Try it:
Your response should be the complete listing, copied exactly.

◇ ◇ ◇ ◇

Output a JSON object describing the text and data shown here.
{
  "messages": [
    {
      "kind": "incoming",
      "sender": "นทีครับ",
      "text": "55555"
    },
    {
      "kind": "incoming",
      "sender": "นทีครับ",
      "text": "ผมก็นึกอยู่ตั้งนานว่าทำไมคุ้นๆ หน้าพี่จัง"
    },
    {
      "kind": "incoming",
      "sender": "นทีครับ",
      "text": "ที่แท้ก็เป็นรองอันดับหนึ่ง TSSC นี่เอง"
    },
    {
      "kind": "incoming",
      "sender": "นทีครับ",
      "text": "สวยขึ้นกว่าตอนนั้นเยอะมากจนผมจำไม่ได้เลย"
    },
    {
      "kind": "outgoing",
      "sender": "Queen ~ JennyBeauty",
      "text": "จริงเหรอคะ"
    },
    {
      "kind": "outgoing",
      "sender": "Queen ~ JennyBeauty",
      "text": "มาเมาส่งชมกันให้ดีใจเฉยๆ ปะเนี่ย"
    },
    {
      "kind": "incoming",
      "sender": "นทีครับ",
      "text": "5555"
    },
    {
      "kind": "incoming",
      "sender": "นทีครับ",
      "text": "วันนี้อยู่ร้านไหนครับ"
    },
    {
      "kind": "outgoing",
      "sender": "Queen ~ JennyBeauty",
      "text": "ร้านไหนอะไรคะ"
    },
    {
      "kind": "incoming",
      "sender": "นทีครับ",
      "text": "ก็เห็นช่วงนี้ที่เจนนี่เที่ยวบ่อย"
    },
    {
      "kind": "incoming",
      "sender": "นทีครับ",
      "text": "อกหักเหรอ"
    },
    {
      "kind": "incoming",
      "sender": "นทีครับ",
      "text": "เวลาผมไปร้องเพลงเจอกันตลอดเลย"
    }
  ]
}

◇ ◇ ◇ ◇

Solution to the problem:
Output a JSON object describing the text and data shown here.
{
  "messages": [
    {
      "kind": "incoming",
      "sender": "นทีครับ",
      "text": "55555"
    },
    {
      "kind": "incoming",
      "sender": "นทีครับ",
      "text": "ผมก็นึกอยู่ตั้งนานว่าทำไมคุ้นๆ หน้าพี่จัง"
    },
    {
      "kind": "incoming",
      "sender": "นทีครับ",
      "text": "ที่แท้ก็เป็นรองอันดับหนึ่ง TSSC นี่เอง"
    },
    {
      "kind": "incoming",
      "sender": "นทีครับ",
      "text": "สวยขึ้นกว่าตอนนั้นเยอะมากจนผมจำไม่ได้เลย"
    },
    {
      "kind": "outgoing",
      "sender": "Queen ~ JennyBeauty",
      "text": "จริงเหรอคะ"
    },
    {
      "kind": "outgoing",
      "sender": "Queen ~ JennyBeauty",
      "text": "มาเมาส่งชมกันให้ดีใจเฉยๆ ปะเนี่ย"
    },
    {
      "kind": "incoming",
      "sender": "นทีครับ",
      "text": "5555"
    },
    {
      "kind": "incoming",
      "sender": "นทีครับ",
      "text": "วันนี้อยู่ร้านไหนครับ"
    },
    {
      "kind": "outgoing",
      "sender": "Queen ~ JennyBeauty",
      "text": "ร้านไหนอะไรคะ"
    },
    {
      "kind": "incoming",
      "sender": "นทีครับ",
      "text": "ก็เห็นช่วงนี้ที่เจนนี่เที่ยวบ่อย"
    },
    {
      "kind": "incoming",
      "sender": "นทีครับ",
      "text": "อกหักเหรอ"
    },
    {
      "kind": "incoming",
      "sender": "นทีครับ",
      "text": "เวลาผมไปร้องเพลงเจอกันตลอดเลย"
    }
  ]
}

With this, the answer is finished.